Summary: Every summer, Charlie visits the country town where her grandparents live. She's shy--so shy that she can't bring herself to sing in front of anyone. But at least she has her music to comfort her as she deals with the the loss of her mother, seven years ago, and her grandmother's death last year. Rose lives next door to Charlie's grandfather and is the kind of girl Charlie wishes she could be: feisty, popular, and not afraid of anything. Rose has her own worries, though, like how to get out of this nowhere town even though it'd mean leaving her boyfriend behind. A science scholarship to a city school could be her ticket, but first she has to convince her parents to let her go. Maybe by being friendly with city-dweller Charlie, Rose will find an opportunity. A summer friendship will change both Rose and Charlie's lives.
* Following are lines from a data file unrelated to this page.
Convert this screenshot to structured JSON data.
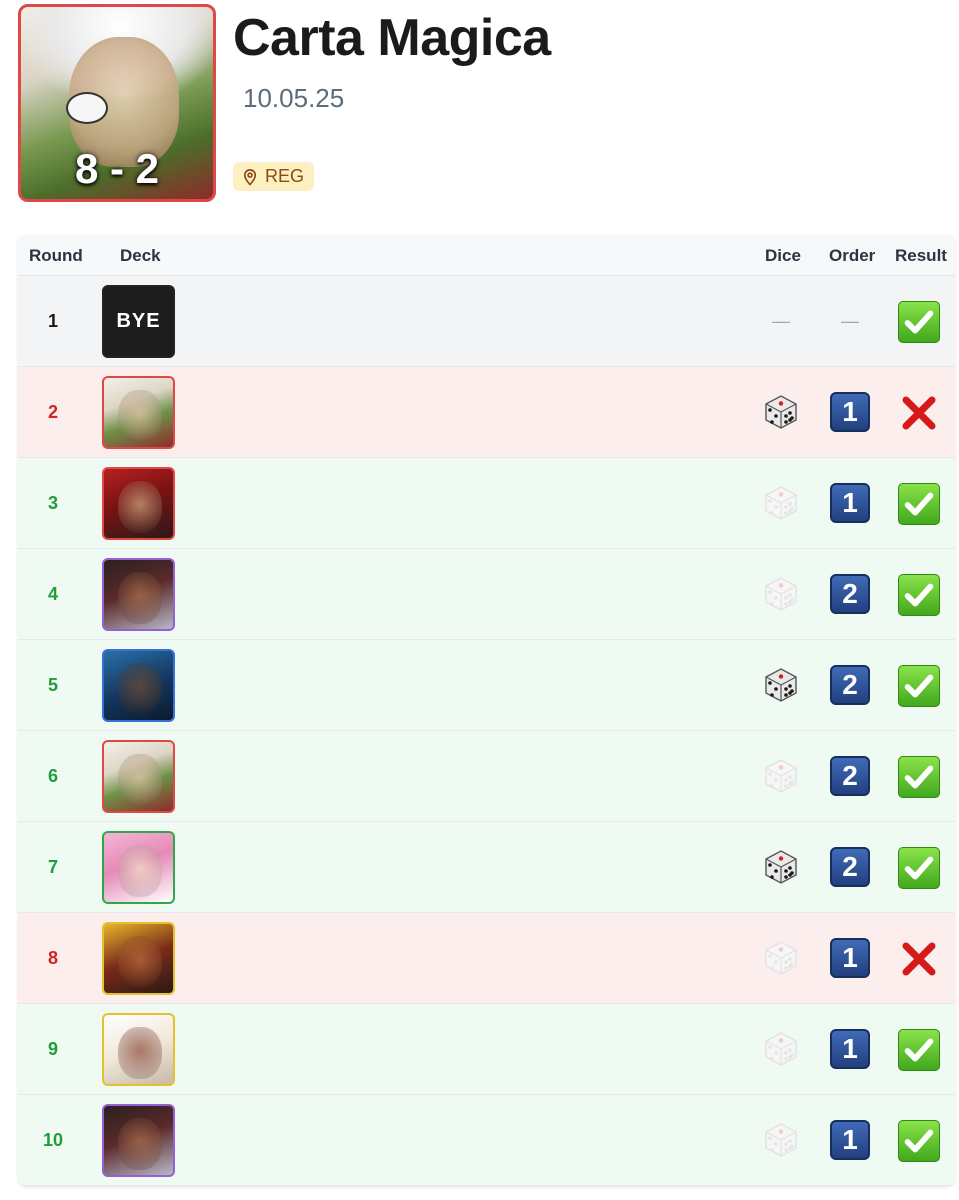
{
  "header": {
    "title": "Carta Magica",
    "date": "10.05.25",
    "score": "8 - 2",
    "tag": "REG",
    "tag_icon": "map-pin-icon"
  },
  "table": {
    "columns": [
      "Round",
      "Deck",
      "Dice",
      "Order",
      "Result"
    ],
    "rows": [
      {
        "round": "1",
        "deck": "BYE",
        "dice": "—",
        "order": "—",
        "result": "win"
      },
      {
        "round": "2",
        "deck": "red-leader-1",
        "dice": "dark",
        "order": "1",
        "result": "loss"
      },
      {
        "round": "3",
        "deck": "red-leader-2",
        "dice": "light",
        "order": "1",
        "result": "win"
      },
      {
        "round": "4",
        "deck": "purple-leader-1",
        "dice": "light",
        "order": "2",
        "result": "win"
      },
      {
        "round": "5",
        "deck": "blue-leader-1",
        "dice": "dark",
        "order": "2",
        "result": "win"
      },
      {
        "round": "6",
        "deck": "red-leader-1",
        "dice": "light",
        "order": "2",
        "result": "win"
      },
      {
        "round": "7",
        "deck": "green-leader-1",
        "dice": "dark",
        "order": "2",
        "result": "win"
      },
      {
        "round": "8",
        "deck": "yellow-leader-1",
        "dice": "light",
        "order": "1",
        "result": "loss"
      },
      {
        "round": "9",
        "deck": "yellow-leader-2",
        "dice": "light",
        "order": "1",
        "result": "win"
      },
      {
        "round": "10",
        "deck": "purple-leader-1",
        "dice": "light",
        "order": "1",
        "result": "win"
      }
    ]
  },
  "colors": {
    "win": "#1f9d3a",
    "loss": "#d32222",
    "win_bg": "#effaf2",
    "loss_bg": "#fdeeee",
    "order_blue": "#2b4c8f"
  }
}
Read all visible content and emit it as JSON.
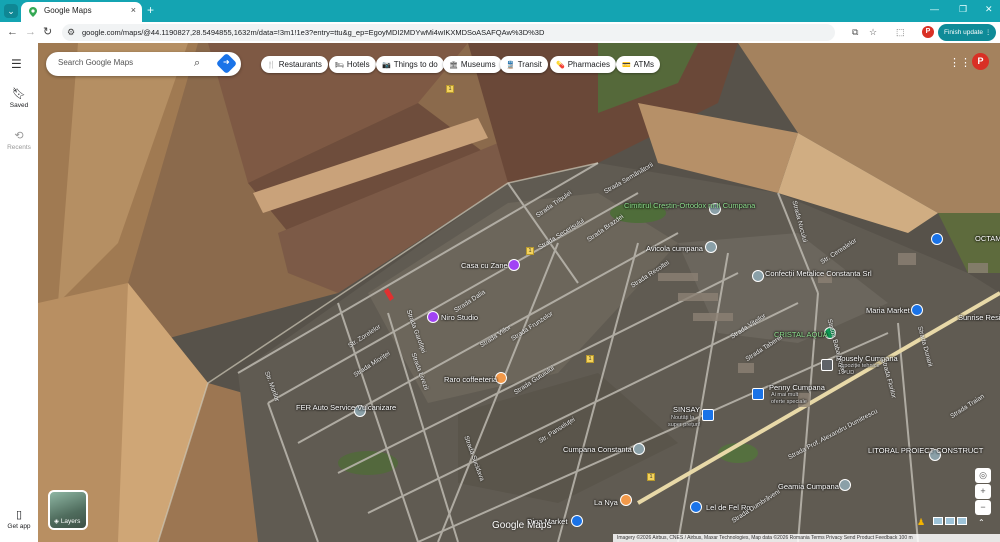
{
  "browser": {
    "tab_title": "Google Maps",
    "tab_close": "×",
    "new_tab": "+",
    "url": "google.com/maps/@44.1190827,28.5494855,1632m/data=!3m1!1e3?entry=ttu&g_ep=EgoyMDI2MDYwMi4wIKXMDSoASAFQAw%3D%3D",
    "profile_initial": "P",
    "finish_update": "Finish update",
    "icons": [
      "back-icon",
      "forward-icon",
      "reload-icon",
      "site-info-icon",
      "install-icon",
      "star-icon",
      "extensions-icon",
      "kebab-menu-icon"
    ]
  },
  "rail": {
    "saved": "Saved",
    "recents": "Recents",
    "get_app": "Get app"
  },
  "search": {
    "placeholder": "Search Google Maps"
  },
  "chips": [
    {
      "label": "Restaurants",
      "icon": "🍴"
    },
    {
      "label": "Hotels",
      "icon": "🛏"
    },
    {
      "label": "Things to do",
      "icon": "📷"
    },
    {
      "label": "Museums",
      "icon": "🏛"
    },
    {
      "label": "Transit",
      "icon": "🚆"
    },
    {
      "label": "Pharmacies",
      "icon": "💊"
    },
    {
      "label": "ATMs",
      "icon": "💳"
    }
  ],
  "account_initial": "P",
  "places": [
    {
      "name": "Cimitirul Creștin-Ortodox nr.II Cumpana",
      "line2": "nr.II Cumpana",
      "color": "#8ee08e"
    },
    {
      "name": "Avicola cumpana",
      "color": "#ffffff"
    },
    {
      "name": "Casa cu Zane",
      "color": "#ffffff"
    },
    {
      "name": "Niro Studio",
      "color": "#ffffff"
    },
    {
      "name": "Confecții Metalice Constanta Srl",
      "line2": "Constanta Srl",
      "color": "#ffffff"
    },
    {
      "name": "Maria Market",
      "color": "#ffffff"
    },
    {
      "name": "CRISTAL AQUA",
      "color": "#8ee08e"
    },
    {
      "name": "Housely Cumpana",
      "color": "#ffffff"
    },
    {
      "name": "Raro coffeeteria",
      "color": "#ffffff"
    },
    {
      "name": "Penny Cumpana",
      "color": "#ffffff"
    },
    {
      "name": "FER Auto Service Vulcanizare",
      "line2": "Vulcanizare",
      "color": "#ffffff"
    },
    {
      "name": "SINSAY",
      "color": "#ffffff"
    },
    {
      "name": "Cumpana Constanta",
      "color": "#ffffff"
    },
    {
      "name": "LITORAL PROIECT CONSTRUCT",
      "color": "#ffffff"
    },
    {
      "name": "Geamia Cumpana",
      "color": "#ffffff"
    },
    {
      "name": "La Nya",
      "color": "#ffffff"
    },
    {
      "name": "Lel de Fel Ro",
      "color": "#ffffff"
    },
    {
      "name": "Dina Market",
      "color": "#ffffff"
    },
    {
      "name": "Sunrise Resie",
      "color": "#ffffff"
    },
    {
      "name": "OCTAM",
      "color": "#ffffff"
    }
  ],
  "sublabels": {
    "housely": "Expoziție tehnice",
    "housely2": "1 PUD",
    "penny": "Ai mai mult",
    "penny2": "oferte speciale",
    "sinsay": "Noutăți la",
    "sinsay2": "super prețuri!"
  },
  "streets": [
    "Strada Tribulei",
    "Strada Semănătorii",
    "Strada Secerișului",
    "Strada Brazdei",
    "Strada Dalia",
    "Str. Zorelelor",
    "Strada Viilor",
    "Strada Frunzelor",
    "Strada Recoltei",
    "Str. Morilor",
    "Strada Mioriței",
    "Strada Garofiței",
    "Strada Livezii",
    "Strada Gutuiului",
    "Str. Panseluței",
    "Strada Sucidava",
    "Strada Vițeilor",
    "Strada Taberei",
    "Strada Baba Novac",
    "Strada Florilor",
    "Strada Dunarii",
    "Strada Ecaterina",
    "Strada Traian",
    "Strada Ovidiu",
    "Str. Cerealelor",
    "Strada Nucului",
    "Strada Ilfov",
    "Str. Gării",
    "Strada Dumbrăveni",
    "Strada Prof. Alexandru Dumitrescu"
  ],
  "route": "1",
  "layers_label": "Layers",
  "logo": "Google Maps",
  "attribution": "Imagery ©2026 Airbus, CNES / Airbus, Maxar Technologies, Map data ©2026    Romania    Terms    Privacy    Send Product Feedback    100 m"
}
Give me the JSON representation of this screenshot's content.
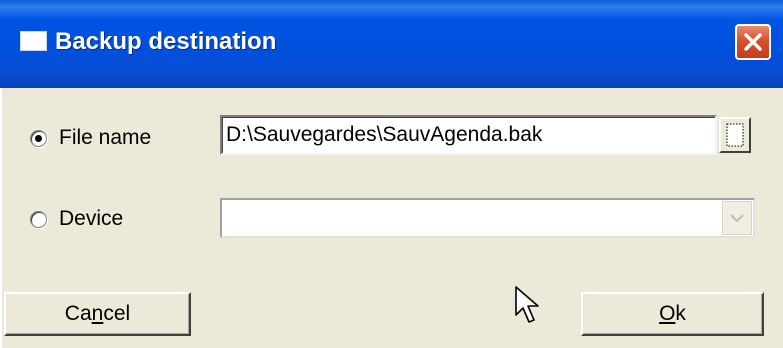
{
  "window": {
    "title": "Backup destination"
  },
  "options": {
    "file_name": {
      "label": "File name",
      "selected": true,
      "value": "D:\\Sauvegardes\\SauvAgenda.bak"
    },
    "device": {
      "label": "Device",
      "selected": false,
      "value": ""
    }
  },
  "buttons": {
    "cancel": {
      "before": "Ca",
      "mnemonic": "n",
      "after": "cel"
    },
    "ok": {
      "before": "",
      "mnemonic": "O",
      "after": "k"
    }
  },
  "icons": {
    "title": "window-icon",
    "close": "close-icon",
    "browse": "browse-file-icon",
    "dropdown": "chevron-down-icon",
    "cursor": "mouse-pointer-icon"
  },
  "colors": {
    "titlebar": "#0054e3",
    "close_button": "#d8522e",
    "dialog_background": "#ece9d8"
  }
}
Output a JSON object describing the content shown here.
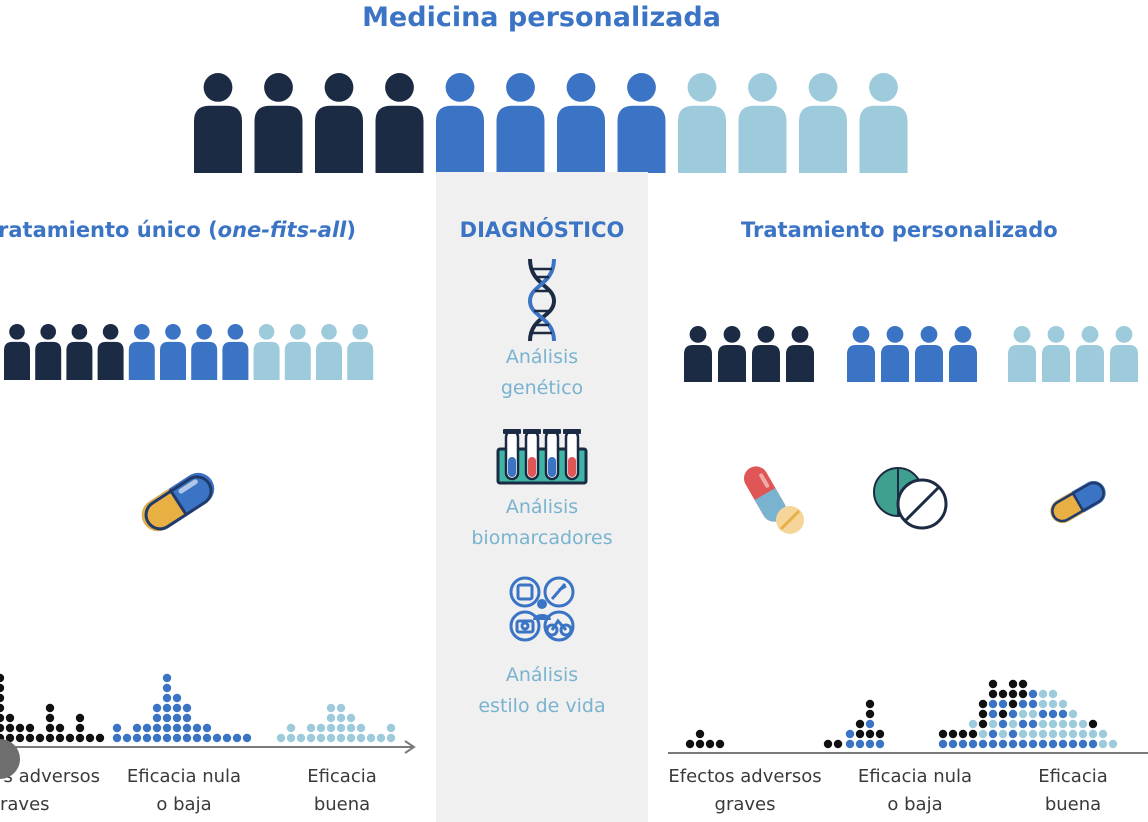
{
  "title": "Medicina personalizada",
  "colors": {
    "title": "#3b74c4",
    "dark": "#1c2b44",
    "blue": "#3b74c4",
    "light": "#9dcbdb",
    "center_text": "#7ab3cf",
    "background_band": "#f0f0f0"
  },
  "left": {
    "heading_prefix": "ratamiento único (",
    "heading_italic": "one-fits-all",
    "heading_suffix": ")",
    "axis_labels": [
      {
        "line1": "s adversos",
        "line2": "raves"
      },
      {
        "line1": "Eficacia nula",
        "line2": "o baja"
      },
      {
        "line1": "Eficacia",
        "line2": "buena"
      }
    ]
  },
  "center": {
    "heading": "DIAGNÓSTICO",
    "items": [
      {
        "icon": "dna-icon",
        "line1": "Análisis",
        "line2": "genético"
      },
      {
        "icon": "test-tubes-icon",
        "line1": "Análisis",
        "line2": "biomarcadores"
      },
      {
        "icon": "lifestyle-icon",
        "line1": "Análisis",
        "line2": "estilo de vida"
      }
    ]
  },
  "right": {
    "heading": "Tratamiento personalizado",
    "axis_labels": [
      {
        "line1": "Efectos adversos",
        "line2": "graves"
      },
      {
        "line1": "Eficacia nula",
        "line2": "o baja"
      },
      {
        "line1": "Eficacia",
        "line2": "buena"
      }
    ]
  }
}
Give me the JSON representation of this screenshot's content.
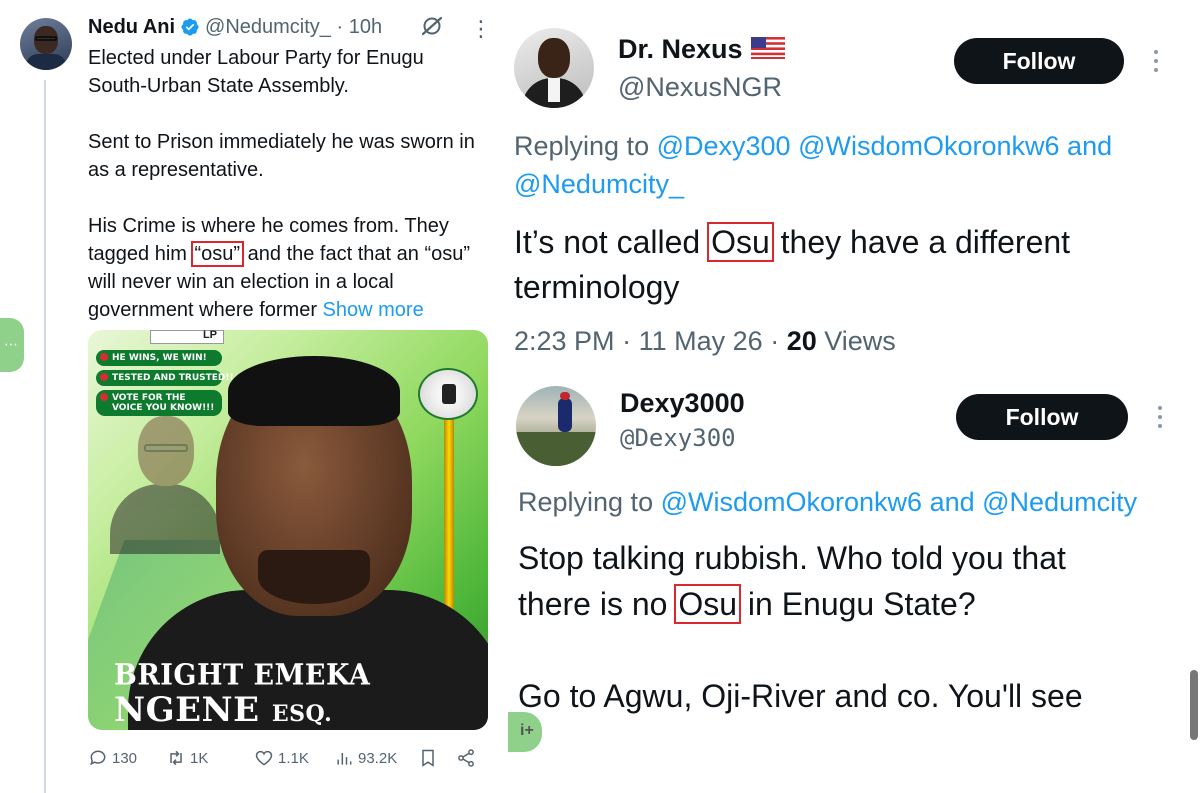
{
  "left_post": {
    "author_name": "Nedu Ani",
    "handle": "@Nedumcity_",
    "separator": "·",
    "time": "10h",
    "paragraphs": [
      "Elected under Labour Party for Enugu South-Urban State Assembly.",
      "Sent to Prison immediately he was sworn in as a representative."
    ],
    "p3_before": "His Crime is where he comes from. They tagged him ",
    "p3_highlight": "“osu”",
    "p3_after": " and the fact that an “osu” will never win an election in a local government where former ",
    "show_more": "Show more",
    "poster": {
      "party_logo_text": "LP",
      "slogans": [
        "HE WINS, WE WIN!",
        "TESTED AND TRUSTED!!",
        "VOTE FOR THE VOICE YOU KNOW!!!"
      ],
      "name_line1": "BRIGHT EMEKA",
      "name_line2": "NGENE",
      "name_suffix": "ESQ."
    },
    "actions": {
      "replies": "130",
      "reposts": "1K",
      "likes": "1.1K",
      "views": "93.2K"
    },
    "side_tab_glyph": "⋯"
  },
  "right_reply1": {
    "author_name": "Dr. Nexus",
    "handle": "@NexusNGR",
    "follow_label": "Follow",
    "replying_prefix": "Replying to ",
    "replying_line1_mentions": "@Dexy300 @WisdomOkoronkw6",
    "replying_and": " and",
    "replying_line2_mention": "@Nedumcity_",
    "text_line1_before": "It’s not called ",
    "text_line1_highlight": "Osu",
    "text_line1_after": " they have a different",
    "text_line2": "terminology",
    "time": "2:23 PM",
    "date": "11 May 26",
    "separator": "·",
    "views_count": "20",
    "views_label": "Views"
  },
  "right_reply2": {
    "author_name": "Dexy3000",
    "handle": "@Dexy300",
    "follow_label": "Follow",
    "replying_prefix": "Replying to ",
    "replying_mention1": "@WisdomOkoronkw6",
    "replying_and": " and ",
    "replying_mention2": "@Nedumcity",
    "text_line1": "Stop talking rubbish. Who told you that",
    "text_line2_before": "there is no ",
    "text_line2_highlight": "Osu",
    "text_line2_after": " in Enugu State?",
    "text_line3": "Go to Agwu, Oji-River and co. You'll see"
  },
  "float_tab_glyph": "i+",
  "colors": {
    "link": "#1d9bf0",
    "muted": "#536471",
    "text": "#0f1419",
    "highlight_box": "#d9282f",
    "follow_bg": "#0f1419",
    "side_tab": "#8fd08a"
  }
}
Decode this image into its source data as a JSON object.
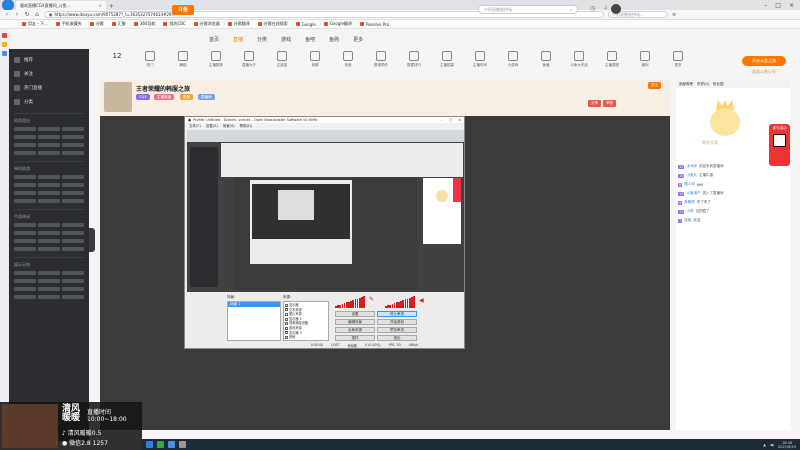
{
  "browser": {
    "tab_title": "骚欢直播CGX直播间_斗鱼...",
    "url": "https://www.douyu.com/9075287?_t=1635327574614#29...",
    "search_placeholder": "宁阿双胞胎拼场...",
    "bookmarks": [
      "用友 - 下...",
      "手机收藏夹",
      "谷歌",
      "汇聚",
      "360导航",
      "我的CBC",
      "谷歌浏览器",
      "谷歌翻译",
      "谷歌在线搜索",
      "Google",
      "Google翻译",
      "Resolve Pro"
    ]
  },
  "site": {
    "logo": "斗鱼",
    "nav": [
      "首页",
      "直播",
      "分类",
      "游戏",
      "鱼吧",
      "鱼购",
      "更多"
    ],
    "active_nav": 1,
    "search_placeholder": "宁阿双胞胎拼场",
    "categories": [
      "12",
      "热门",
      "舞蹈",
      "主播推荐",
      "直播大厅",
      "正能量",
      "竞猜",
      "电竞",
      "赛事预约",
      "数据排行",
      "主播招募",
      "主播时间",
      "小游戏",
      "鱼塘",
      "斗鱼大作战",
      "主播课堂",
      "福利",
      "更多"
    ],
    "promo": "开启斗鱼之旅",
    "promo_sub": "发起斗鱼小号"
  },
  "sidebar": {
    "items": [
      "推荐",
      "关注",
      "热门直播",
      "分类"
    ],
    "sections": [
      "网游竞技",
      "单机热游",
      "手游休闲",
      "娱乐天地"
    ]
  },
  "streamer": {
    "title": "王者荣耀的韩服之旅",
    "badges": [
      "CGX",
      "主播等级",
      "贵族",
      "直播间"
    ],
    "follow": "关注",
    "share": [
      "分享",
      "举报"
    ]
  },
  "obs": {
    "window_title": "Profile: Untitled - Scenes: scenes - Open Broadcaster Software v0.659b",
    "menu": [
      "文件(F)",
      "设置(S)",
      "场景(S)",
      "帮助(H)"
    ],
    "scenes_label": "场景：",
    "sources_label": "来源：",
    "scene_selected": "场景 1",
    "sources": [
      "显示器",
      "文本来源",
      "图片来源",
      "显示器 2",
      "视频捕捉设备",
      "游戏来源",
      "显示器 3",
      "其他"
    ],
    "buttons": [
      "设置",
      "停止串流",
      "编辑场景",
      "开始录制",
      "全局来源",
      "预览串流",
      "插件",
      "退出"
    ],
    "status": [
      "0:00:00",
      "LOST",
      "丢帧数",
      "0 (0.00%)",
      "FPS: 30",
      "4Mb/s"
    ]
  },
  "chat": {
    "top": [
      "贡献周榜",
      "贵宾(0)",
      "粉丝团"
    ],
    "art_text": "知乎大哥",
    "badge": "参与活动",
    "messages": [
      {
        "lv": "12",
        "name": "冰冰凉",
        "text": "欢迎来到直播间"
      },
      {
        "lv": "10",
        "name": "小鱼丸",
        "text": "主播牛逼"
      },
      {
        "lv": "8",
        "name": "路人甲",
        "text": "666"
      },
      {
        "lv": "14",
        "name": "斗鱼用户",
        "text": "进入了直播间"
      },
      {
        "lv": "9",
        "name": "奔跑吧",
        "text": "来了来了"
      },
      {
        "lv": "11",
        "name": "小明",
        "text": "这把稳了"
      },
      {
        "lv": "7",
        "name": "游客",
        "text": "欢迎"
      }
    ]
  },
  "overlay": {
    "name": "清风暖暖",
    "time_label": "直播时间",
    "time": "10:00~18:00",
    "douyin": "清风暖暖0.5",
    "wechat": "微信2.8 1257"
  },
  "taskbar": {
    "time": "18:08",
    "date": "2021/6/29"
  }
}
This layered novel draws inspiration from the music Charlie loves, with various notes and themes combining to create a unique composition. An Australian import, this friendship tale is enriched by the character voices: Charlie is lyrical and metaphorical, while Rose is direct and no-nonsense. As the two girls become friends and begin to change, their voices change as well. Subplots about Charlie and her family's losses, Rose's relationship with her boyfriend, and Charlie falling for Rose's friend Dave add to the story's depth. Hand A Little Wanting Song to fans of introspective novels like This Lullaby.

Monday, August 02, 2010

Review: Bamboo People

Bamboo People
Mitali Perkins
2010; Charlesbridge; ISBN 978-1-58089-328-2 (hardcover)

Summary: Two teenage boys, on opposite sides of a conflict tearing apart Burma, find common ground. Chiko worries about taking care of his mother after his father is arrested for being a traitor to the government. Hoping to become a teacher, instead he is forced into the army and is sent on a mission against the rebel Karenni tribe. Injured by a mine, he is discovered by Tu Reh, a member of the Karenni. Full of hatred for the Burmese soldiers that burned his village, Tu Reh at first thinks he should let Chiko die in the jungle. But something makes Tu Reh bring Chiko to the refugee camp that he lives at. Both boys will find a new path for themselves--one that holds out hope for their country.

Told in the voices of Chiko and Tu Reh, their stories are symbolic of the violent conflict that is currently tearing apart the country of Burma. Each boy struggles internally with ethical and moral issues, slowly finding a way to resolve these dilemmas. By choosing the harder path, both Chiko and Tu Reh mature, each story serving as counterpoint for the other's. Full of heartfelt language that describes both the daily life and the hardships of the Burmese and Karenni people, Bamboo People offers a look at a little-known current event. For more about other Asian conflicts, look at The Clay Marble by Minfong Ho.